**Work instructions**
Exactly the lines from the one with "Output a JSON" to the end of the data below should be set down, and no others.

**Records for the task**
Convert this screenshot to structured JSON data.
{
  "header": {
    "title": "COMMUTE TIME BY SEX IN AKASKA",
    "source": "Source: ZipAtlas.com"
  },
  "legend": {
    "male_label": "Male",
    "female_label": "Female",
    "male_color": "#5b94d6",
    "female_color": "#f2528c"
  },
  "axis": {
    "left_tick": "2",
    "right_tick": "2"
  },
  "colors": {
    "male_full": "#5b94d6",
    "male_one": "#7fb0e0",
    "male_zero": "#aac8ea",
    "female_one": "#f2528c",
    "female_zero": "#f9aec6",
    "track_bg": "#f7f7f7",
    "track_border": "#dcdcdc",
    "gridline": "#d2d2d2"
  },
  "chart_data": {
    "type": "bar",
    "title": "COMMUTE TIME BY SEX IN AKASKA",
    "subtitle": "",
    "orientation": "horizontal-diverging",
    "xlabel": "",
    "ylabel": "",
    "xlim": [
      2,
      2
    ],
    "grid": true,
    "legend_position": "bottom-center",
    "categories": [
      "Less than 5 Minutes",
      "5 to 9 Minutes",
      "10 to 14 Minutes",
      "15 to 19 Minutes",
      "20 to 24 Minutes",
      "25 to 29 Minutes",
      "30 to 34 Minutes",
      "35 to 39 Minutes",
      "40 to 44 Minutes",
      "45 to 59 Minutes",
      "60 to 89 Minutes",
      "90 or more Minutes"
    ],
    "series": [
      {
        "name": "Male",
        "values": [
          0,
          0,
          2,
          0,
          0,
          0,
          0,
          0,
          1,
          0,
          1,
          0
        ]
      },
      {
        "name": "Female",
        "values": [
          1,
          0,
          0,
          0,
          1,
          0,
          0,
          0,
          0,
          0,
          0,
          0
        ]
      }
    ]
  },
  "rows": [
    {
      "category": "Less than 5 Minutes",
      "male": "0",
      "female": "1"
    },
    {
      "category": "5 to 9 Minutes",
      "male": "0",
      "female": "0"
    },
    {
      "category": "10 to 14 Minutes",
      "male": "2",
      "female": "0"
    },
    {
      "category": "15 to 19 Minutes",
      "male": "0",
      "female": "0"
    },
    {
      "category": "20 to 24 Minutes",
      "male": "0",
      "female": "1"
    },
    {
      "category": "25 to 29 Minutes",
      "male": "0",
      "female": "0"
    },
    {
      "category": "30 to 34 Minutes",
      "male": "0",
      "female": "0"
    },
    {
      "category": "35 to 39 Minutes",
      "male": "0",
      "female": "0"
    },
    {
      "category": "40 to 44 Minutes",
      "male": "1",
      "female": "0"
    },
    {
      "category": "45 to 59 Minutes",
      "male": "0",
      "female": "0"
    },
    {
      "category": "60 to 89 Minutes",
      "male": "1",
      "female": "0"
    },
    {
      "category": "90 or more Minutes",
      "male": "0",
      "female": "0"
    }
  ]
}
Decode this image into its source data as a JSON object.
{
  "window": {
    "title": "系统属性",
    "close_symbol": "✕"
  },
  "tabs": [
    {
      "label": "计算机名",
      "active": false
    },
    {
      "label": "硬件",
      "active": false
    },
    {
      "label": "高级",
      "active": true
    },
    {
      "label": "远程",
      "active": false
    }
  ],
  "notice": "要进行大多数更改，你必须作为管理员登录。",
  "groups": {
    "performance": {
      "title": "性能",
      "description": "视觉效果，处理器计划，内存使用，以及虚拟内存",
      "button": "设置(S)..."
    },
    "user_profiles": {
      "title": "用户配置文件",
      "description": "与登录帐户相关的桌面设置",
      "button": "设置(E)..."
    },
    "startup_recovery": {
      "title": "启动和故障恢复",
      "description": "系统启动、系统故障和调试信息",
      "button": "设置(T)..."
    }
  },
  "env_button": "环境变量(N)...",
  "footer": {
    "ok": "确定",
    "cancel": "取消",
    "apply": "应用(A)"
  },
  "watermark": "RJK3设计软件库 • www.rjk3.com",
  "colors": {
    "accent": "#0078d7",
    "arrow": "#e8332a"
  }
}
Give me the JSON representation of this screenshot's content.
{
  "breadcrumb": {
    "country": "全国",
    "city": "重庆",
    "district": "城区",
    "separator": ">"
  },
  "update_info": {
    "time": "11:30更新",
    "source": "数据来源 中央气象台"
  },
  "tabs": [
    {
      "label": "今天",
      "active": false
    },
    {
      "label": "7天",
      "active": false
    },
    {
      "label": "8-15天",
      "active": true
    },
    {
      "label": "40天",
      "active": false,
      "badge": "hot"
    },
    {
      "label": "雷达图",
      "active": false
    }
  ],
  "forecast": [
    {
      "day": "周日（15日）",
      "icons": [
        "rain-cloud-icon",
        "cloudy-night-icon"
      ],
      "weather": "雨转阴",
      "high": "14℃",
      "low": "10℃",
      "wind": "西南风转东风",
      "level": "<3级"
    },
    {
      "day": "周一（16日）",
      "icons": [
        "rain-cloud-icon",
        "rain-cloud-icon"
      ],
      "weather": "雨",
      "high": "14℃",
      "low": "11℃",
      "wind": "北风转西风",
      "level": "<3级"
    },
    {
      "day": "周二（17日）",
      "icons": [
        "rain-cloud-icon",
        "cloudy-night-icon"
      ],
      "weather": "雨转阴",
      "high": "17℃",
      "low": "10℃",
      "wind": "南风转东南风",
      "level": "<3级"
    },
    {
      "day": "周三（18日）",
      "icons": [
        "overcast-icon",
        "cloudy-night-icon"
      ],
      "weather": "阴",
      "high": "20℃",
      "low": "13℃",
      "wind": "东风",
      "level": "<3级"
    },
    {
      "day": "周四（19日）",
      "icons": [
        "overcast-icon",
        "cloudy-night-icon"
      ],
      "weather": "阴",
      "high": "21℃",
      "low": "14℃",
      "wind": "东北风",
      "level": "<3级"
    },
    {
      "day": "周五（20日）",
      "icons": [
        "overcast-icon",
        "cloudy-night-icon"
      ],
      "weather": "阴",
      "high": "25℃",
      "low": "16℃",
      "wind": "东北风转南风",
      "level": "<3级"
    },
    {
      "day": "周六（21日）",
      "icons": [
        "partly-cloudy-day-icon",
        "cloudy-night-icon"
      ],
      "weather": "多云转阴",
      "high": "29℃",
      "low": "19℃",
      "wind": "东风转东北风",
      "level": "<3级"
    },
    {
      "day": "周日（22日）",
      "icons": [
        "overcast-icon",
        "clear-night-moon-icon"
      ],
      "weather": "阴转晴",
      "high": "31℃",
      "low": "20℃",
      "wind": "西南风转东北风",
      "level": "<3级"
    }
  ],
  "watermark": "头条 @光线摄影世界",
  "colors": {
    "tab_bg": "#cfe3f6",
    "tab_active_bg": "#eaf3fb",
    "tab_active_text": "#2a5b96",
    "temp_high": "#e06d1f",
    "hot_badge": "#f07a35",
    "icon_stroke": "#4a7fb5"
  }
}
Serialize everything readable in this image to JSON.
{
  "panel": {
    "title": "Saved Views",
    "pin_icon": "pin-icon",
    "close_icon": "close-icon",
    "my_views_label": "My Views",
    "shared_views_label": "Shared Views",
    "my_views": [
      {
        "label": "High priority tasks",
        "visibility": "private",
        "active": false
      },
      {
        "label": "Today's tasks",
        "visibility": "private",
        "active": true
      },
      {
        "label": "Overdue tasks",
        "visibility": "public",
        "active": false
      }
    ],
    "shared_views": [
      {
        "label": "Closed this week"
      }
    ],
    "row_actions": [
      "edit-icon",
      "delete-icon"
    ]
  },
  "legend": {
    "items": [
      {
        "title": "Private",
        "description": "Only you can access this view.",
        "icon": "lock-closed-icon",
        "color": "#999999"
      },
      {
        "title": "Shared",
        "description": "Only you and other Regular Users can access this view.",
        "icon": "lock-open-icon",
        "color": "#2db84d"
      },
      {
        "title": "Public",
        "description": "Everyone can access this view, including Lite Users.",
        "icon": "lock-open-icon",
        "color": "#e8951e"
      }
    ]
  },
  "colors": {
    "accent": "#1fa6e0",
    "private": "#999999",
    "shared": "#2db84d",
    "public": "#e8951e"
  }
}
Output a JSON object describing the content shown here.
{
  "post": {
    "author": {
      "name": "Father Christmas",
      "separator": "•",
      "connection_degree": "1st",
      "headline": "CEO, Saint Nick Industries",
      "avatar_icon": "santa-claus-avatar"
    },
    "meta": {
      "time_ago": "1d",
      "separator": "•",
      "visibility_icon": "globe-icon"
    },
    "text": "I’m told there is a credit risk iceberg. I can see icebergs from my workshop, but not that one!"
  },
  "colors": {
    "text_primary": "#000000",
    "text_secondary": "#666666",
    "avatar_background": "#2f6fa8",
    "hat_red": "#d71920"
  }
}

**Output for this exercise**
Output a JSON object describing the content shown here.
{
  "post": {
    "author": {
      "name": "Father Christmas",
      "separator": "•",
      "connection_degree": "1st",
      "headline": "CEO, Saint Nick Industries",
      "avatar_icon": "santa-claus-avatar"
    },
    "meta": {
      "time_ago": "1d",
      "separator": "•",
      "visibility_icon": "globe-icon"
    },
    "text": "I’m told there is a credit risk iceberg. I can see icebergs from my workshop, but not that one!"
  },
  "colors": {
    "text_primary": "#000000",
    "text_secondary": "#666666",
    "avatar_background": "#2f6fa8",
    "hat_red": "#d71920"
  }
}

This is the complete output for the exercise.